The Mohawk Warrior Society: Auto-History of the Rotisken'rhakéhte tells this history in the words of the Mohawks themselves. Comprised of interviews with some of the key participants, as well as The Warrior's Handbook and Rebuilding the Iroquois Confederacy (both written by Louis Karoniaktajeh Hall, who also designed the Warrior/Unity flag), this book documents the important contributions Mohawk warriors have made to modern Indigenous resistance in North America."
–Gord Hill, Kwakwaka'wakw, author of 500 Years of Indigenous Resistance and The Antifa Comic Book
"This clear and stimulating book had me on edge from beginning to end. No matter who we are we can learn from these histories of the Iroquois Confederacy as related by its present-day members, lessons pertaining to non-hierarchical political organization and the care of the land. In the age of Black Lives Matter this work makes the case for autonomous life-spaces free of US or Canadian state control."
–Michael Taussig, Class of 1933 Emeritus Professor of Anthropology, Columbia University, City of New York

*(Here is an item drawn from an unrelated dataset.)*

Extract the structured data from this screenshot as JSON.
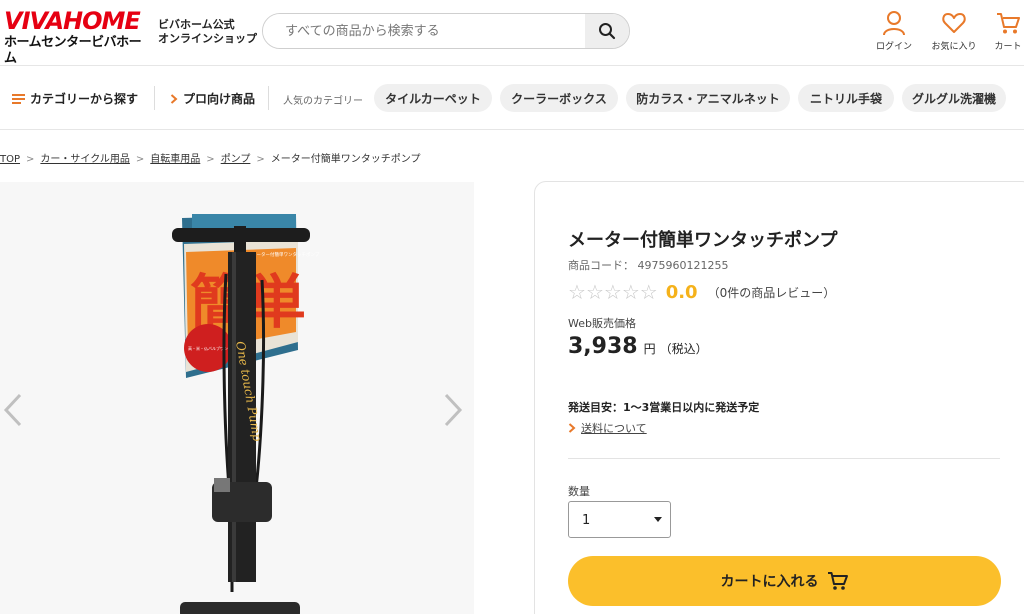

"This book is a window into a world seldom glimpsed by Europeans and their settler descendants. Revealed to us is the inner vision of First Nation liberation movements that emerged from forms of government within which group autonomy and individual freedom have been cherished for thousands of years. Despite inspiring the US Constitution, these confederacies were heavily repressed and forced underground. At the end of the 1960s, the Warrior Society was rekindled by seven original members who vowed to defend their people against state violence depriving them of their rights. Overnight, they were joined by hundreds throughout Mohawk lands, then thousands all over the Iroquois Confederacy, with supporters from the East Coast to the West Coast in North and South America. The Warrior Society emerged within a broader cultural renaissance that imbued traditional matrilineal cultures with new vitality. As part of the global awakening of the 1960s, they were more popularly rooted than AIM or the Black Panthers. Their Great Law provides an ecological and democratic framework for peaceful coexistence of all peoples."
–George Katsiaficas, author of The Subversion of Politics: European Autonomous Social Movements and the Decolonization of Everyday Life and The Global Imagination of 1968: Revolution and Counterrevolution
"This book takes the reader behind the masks of the Mohawk Warrior Society, exploring the deep roots of the controversial Indigenous movement that precipitated the 78-day standoff at Oka in 1990. Offering unprecedented oral histories, concept glossaries, and transcripts of internal documents, this auto-history presents the perspective of the Rotisken'rhakéte in their own words. All readers interested in contemporary Indigenous resistance to colonialism will find much of value in this unique compendium that goes beyond the well-known symbols to explain their origins and meaning."
–Jon Parmenter, Associate Professor of History at Cornell University, and author of The Edge of the Woods: Iroquoia, 1534-1701
"The Mohawk Warrior Society is an excellent collection of stories about colonialism and resistance in Turtle Island–a must read for settler allies seeking to learn and unlearn the histories of colonial violence that structure our contemporary relations. In providing vital histories of state repression and Indigenous resilience, the teachings in this volume can inform all contemporary efforts working towards decolonialization."
–Jeffrey Monaghan, Criminology and Criminal Justice, Carleton University, co-author of Policing Indigenous Movements: Dissent and the Security State